Exercise prompt
Search the data for the word "files" and copy out every line that has it.

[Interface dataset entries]

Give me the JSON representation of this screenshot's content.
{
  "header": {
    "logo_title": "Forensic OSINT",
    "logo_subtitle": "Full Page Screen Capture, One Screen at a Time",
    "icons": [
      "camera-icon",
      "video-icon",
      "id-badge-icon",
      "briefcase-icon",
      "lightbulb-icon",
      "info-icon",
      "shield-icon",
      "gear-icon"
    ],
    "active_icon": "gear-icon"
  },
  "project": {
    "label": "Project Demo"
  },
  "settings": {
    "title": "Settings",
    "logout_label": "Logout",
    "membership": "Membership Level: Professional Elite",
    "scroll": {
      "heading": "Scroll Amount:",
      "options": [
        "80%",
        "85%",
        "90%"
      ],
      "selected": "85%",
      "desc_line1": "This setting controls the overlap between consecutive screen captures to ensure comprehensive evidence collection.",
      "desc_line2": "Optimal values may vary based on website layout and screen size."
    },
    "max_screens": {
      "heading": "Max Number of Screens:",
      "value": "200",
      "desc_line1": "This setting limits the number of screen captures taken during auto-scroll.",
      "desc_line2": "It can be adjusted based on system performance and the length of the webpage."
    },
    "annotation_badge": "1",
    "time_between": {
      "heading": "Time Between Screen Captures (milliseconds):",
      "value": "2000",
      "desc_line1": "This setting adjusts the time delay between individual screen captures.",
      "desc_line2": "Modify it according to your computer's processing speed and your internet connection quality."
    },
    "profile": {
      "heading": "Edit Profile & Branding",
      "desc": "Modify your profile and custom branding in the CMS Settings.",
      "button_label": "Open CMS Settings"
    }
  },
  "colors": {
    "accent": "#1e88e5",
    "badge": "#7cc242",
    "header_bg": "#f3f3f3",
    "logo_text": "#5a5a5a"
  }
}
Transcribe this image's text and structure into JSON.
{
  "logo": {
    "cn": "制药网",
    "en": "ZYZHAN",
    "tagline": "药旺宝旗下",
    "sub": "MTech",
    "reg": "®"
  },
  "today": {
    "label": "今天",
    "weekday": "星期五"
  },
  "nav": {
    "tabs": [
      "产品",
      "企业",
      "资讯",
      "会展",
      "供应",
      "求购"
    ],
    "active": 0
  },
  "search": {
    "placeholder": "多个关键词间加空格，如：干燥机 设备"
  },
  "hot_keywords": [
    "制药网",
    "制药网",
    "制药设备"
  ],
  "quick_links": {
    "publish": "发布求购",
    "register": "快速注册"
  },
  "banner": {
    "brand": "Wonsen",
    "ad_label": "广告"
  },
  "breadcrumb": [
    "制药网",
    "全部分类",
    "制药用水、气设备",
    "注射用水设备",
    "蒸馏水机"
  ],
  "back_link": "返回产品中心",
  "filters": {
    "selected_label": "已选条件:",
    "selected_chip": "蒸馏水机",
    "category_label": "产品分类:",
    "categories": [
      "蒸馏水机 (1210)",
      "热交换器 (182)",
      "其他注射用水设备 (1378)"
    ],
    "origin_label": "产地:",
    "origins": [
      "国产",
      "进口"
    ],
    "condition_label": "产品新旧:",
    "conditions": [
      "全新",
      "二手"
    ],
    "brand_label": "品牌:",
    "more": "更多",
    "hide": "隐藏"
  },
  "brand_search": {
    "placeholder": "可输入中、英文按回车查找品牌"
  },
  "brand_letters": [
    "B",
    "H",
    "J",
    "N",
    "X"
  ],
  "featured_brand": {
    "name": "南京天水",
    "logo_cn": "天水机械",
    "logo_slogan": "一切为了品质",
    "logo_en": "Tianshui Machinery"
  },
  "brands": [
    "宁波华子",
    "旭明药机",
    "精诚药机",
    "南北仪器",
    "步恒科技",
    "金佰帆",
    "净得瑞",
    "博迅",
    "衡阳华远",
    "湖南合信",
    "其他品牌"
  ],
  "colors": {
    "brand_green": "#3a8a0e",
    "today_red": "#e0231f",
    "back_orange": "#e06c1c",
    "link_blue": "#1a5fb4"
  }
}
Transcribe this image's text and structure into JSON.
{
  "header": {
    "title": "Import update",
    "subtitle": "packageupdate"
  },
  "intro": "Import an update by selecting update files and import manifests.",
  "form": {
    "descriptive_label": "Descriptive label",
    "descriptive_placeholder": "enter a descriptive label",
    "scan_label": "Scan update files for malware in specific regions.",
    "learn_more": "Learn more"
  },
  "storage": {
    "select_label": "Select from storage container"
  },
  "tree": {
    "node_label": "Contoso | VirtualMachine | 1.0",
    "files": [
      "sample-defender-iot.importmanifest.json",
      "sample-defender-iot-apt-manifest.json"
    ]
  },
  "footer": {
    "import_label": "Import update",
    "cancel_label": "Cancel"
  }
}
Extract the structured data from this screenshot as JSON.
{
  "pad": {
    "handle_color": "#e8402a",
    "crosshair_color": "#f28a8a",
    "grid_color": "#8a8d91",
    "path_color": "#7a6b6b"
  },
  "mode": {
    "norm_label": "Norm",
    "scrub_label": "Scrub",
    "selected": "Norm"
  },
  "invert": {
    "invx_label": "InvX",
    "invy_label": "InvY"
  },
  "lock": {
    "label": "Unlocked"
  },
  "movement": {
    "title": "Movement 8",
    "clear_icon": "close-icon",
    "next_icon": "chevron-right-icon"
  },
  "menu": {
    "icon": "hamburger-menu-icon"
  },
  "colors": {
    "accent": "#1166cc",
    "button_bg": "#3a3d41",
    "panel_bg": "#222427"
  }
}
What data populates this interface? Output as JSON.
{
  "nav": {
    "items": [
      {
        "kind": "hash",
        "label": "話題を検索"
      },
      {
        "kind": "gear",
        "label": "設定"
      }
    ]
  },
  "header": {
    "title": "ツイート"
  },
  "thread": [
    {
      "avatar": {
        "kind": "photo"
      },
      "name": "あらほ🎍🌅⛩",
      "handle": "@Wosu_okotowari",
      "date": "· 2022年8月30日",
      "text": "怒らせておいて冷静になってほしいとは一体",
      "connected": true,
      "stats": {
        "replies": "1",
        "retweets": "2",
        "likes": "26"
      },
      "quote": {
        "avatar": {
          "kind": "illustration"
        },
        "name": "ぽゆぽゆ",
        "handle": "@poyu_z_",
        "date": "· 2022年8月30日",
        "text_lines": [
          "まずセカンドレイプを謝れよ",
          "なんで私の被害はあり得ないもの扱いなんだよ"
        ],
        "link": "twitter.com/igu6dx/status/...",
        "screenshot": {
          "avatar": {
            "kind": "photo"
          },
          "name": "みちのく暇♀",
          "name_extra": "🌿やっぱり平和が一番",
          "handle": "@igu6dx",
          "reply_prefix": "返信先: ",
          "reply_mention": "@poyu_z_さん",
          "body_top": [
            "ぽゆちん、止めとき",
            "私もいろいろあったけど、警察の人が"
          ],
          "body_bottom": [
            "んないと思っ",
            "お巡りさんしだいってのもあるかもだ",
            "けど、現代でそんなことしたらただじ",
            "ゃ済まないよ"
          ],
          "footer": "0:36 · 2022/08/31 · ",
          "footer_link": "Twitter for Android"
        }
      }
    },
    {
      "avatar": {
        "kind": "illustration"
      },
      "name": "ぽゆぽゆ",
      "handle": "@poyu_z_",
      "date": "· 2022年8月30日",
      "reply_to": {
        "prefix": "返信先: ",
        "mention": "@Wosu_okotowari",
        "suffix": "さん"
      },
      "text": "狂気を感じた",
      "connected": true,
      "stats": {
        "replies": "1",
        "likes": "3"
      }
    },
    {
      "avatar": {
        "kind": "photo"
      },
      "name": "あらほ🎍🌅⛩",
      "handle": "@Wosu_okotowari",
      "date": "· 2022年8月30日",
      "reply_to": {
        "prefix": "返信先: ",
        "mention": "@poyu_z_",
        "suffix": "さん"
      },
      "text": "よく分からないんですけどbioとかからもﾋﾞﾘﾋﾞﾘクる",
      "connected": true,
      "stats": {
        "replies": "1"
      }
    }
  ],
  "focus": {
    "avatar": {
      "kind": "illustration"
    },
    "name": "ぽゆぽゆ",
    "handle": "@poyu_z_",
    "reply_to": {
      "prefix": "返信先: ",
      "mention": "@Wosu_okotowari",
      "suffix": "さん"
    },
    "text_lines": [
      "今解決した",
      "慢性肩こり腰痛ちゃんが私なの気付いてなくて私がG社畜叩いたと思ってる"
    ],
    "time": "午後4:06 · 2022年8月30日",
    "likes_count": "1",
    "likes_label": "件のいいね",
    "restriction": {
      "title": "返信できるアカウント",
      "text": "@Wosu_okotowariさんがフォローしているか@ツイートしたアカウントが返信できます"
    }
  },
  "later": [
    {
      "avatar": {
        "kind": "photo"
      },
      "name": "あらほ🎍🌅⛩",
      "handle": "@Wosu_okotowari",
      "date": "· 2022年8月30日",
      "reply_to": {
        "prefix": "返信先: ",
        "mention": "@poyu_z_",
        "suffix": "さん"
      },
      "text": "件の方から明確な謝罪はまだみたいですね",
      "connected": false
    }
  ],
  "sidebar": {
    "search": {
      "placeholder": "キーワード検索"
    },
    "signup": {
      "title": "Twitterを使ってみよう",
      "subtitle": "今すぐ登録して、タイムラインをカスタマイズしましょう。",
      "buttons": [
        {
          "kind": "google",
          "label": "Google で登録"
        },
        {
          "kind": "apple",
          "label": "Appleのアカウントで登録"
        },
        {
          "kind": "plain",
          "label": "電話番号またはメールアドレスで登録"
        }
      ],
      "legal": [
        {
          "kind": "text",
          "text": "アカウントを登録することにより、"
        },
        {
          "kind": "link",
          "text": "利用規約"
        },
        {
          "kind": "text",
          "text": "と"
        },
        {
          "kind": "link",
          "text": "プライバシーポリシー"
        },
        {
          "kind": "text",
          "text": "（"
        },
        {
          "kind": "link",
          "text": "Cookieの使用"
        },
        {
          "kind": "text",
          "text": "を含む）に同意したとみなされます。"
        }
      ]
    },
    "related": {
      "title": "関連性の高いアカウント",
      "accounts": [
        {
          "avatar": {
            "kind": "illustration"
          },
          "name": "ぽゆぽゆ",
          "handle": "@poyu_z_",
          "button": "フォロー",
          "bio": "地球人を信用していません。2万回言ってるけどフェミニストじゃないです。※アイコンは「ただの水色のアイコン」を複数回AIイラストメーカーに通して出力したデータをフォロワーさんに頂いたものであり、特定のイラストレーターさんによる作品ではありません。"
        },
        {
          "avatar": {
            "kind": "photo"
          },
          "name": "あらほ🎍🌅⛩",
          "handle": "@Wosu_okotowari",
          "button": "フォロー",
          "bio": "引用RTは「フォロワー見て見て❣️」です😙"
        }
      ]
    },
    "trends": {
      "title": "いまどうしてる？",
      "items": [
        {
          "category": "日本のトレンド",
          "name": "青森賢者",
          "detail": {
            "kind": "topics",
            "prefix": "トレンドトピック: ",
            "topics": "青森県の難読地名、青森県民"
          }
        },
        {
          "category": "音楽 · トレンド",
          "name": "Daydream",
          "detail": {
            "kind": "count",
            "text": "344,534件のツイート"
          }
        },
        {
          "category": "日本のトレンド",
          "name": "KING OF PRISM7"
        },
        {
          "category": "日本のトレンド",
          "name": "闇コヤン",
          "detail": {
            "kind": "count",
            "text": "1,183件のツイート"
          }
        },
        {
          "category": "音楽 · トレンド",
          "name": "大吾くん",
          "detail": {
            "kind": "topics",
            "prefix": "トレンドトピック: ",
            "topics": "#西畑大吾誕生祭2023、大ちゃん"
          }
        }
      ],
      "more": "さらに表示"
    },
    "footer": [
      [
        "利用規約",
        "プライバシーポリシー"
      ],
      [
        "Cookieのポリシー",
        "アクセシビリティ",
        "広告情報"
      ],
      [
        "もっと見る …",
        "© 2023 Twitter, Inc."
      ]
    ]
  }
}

Response to the task
  "intro": "Import an update by selecting update files and import manifests.",
    "scan_label": "Scan update files for malware in specific regions.",
    "files": [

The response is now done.